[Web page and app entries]
________________________________________

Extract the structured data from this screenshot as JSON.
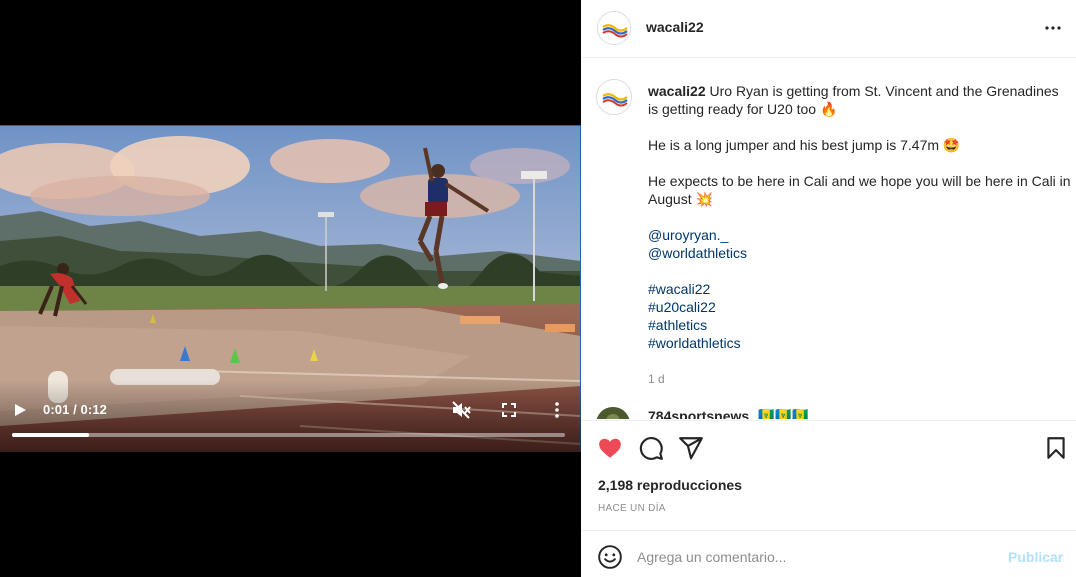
{
  "video": {
    "time_display": "0:01 / 0:12",
    "progress_fraction": 0.14,
    "icons": [
      "play-icon",
      "muted-icon",
      "fullscreen-icon",
      "more-vertical-icon"
    ]
  },
  "header": {
    "username": "wacali22",
    "more_icon": "more-horizontal-icon"
  },
  "caption": {
    "username": "wacali22",
    "text_line1": " Uro Ryan is getting from St. Vincent and the Grenadines is getting ready for U20 too 🔥",
    "text_line2": "He is a long jumper and his best jump is 7.47m 🤩",
    "text_line3": "He expects to be here in Cali and we hope you will be here in Cali in August 💥",
    "mentions": [
      "@uroyryan._",
      "@worldathletics"
    ],
    "hashtags": [
      "#wacali22",
      "#u20cali22",
      "#athletics",
      "#worldathletics"
    ],
    "age": "1 d"
  },
  "comment2": {
    "username": "784sportsnews",
    "flags": "🇻🇨🇻🇨🇻🇨"
  },
  "actions": {
    "views": "2,198 reproducciones",
    "posted_ago": "HACE UN DÍA",
    "icons": [
      "heart-filled-icon",
      "comment-icon",
      "share-icon",
      "bookmark-icon"
    ],
    "like_color": "#ed4956"
  },
  "add_comment": {
    "placeholder": "Agrega un comentario...",
    "publish_label": "Publicar",
    "publish_color": "#b2dffc"
  }
}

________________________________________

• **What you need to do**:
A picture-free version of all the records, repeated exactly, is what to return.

• **Response to this exercise**:
Extract the structured data from this screenshot as JSON.
{
  "video": {
    "time_display": "0:01 / 0:12",
    "progress_fraction": 0.14,
    "icons": [
      "play-icon",
      "muted-icon",
      "fullscreen-icon",
      "more-vertical-icon"
    ]
  },
  "header": {
    "username": "wacali22",
    "more_icon": "more-horizontal-icon"
  },
  "caption": {
    "username": "wacali22",
    "text_line1": " Uro Ryan is getting from St. Vincent and the Grenadines is getting ready for U20 too 🔥",
    "text_line2": "He is a long jumper and his best jump is 7.47m 🤩",
    "text_line3": "He expects to be here in Cali and we hope you will be here in Cali in August 💥",
    "mentions": [
      "@uroyryan._",
      "@worldathletics"
    ],
    "hashtags": [
      "#wacali22",
      "#u20cali22",
      "#athletics",
      "#worldathletics"
    ],
    "age": "1 d"
  },
  "comment2": {
    "username": "784sportsnews",
    "flags": "🇻🇨🇻🇨🇻🇨"
  },
  "actions": {
    "views": "2,198 reproducciones",
    "posted_ago": "HACE UN DÍA",
    "icons": [
      "heart-filled-icon",
      "comment-icon",
      "share-icon",
      "bookmark-icon"
    ],
    "like_color": "#ed4956"
  },
  "add_comment": {
    "placeholder": "Agrega un comentario...",
    "publish_label": "Publicar",
    "publish_color": "#b2dffc"
  }
}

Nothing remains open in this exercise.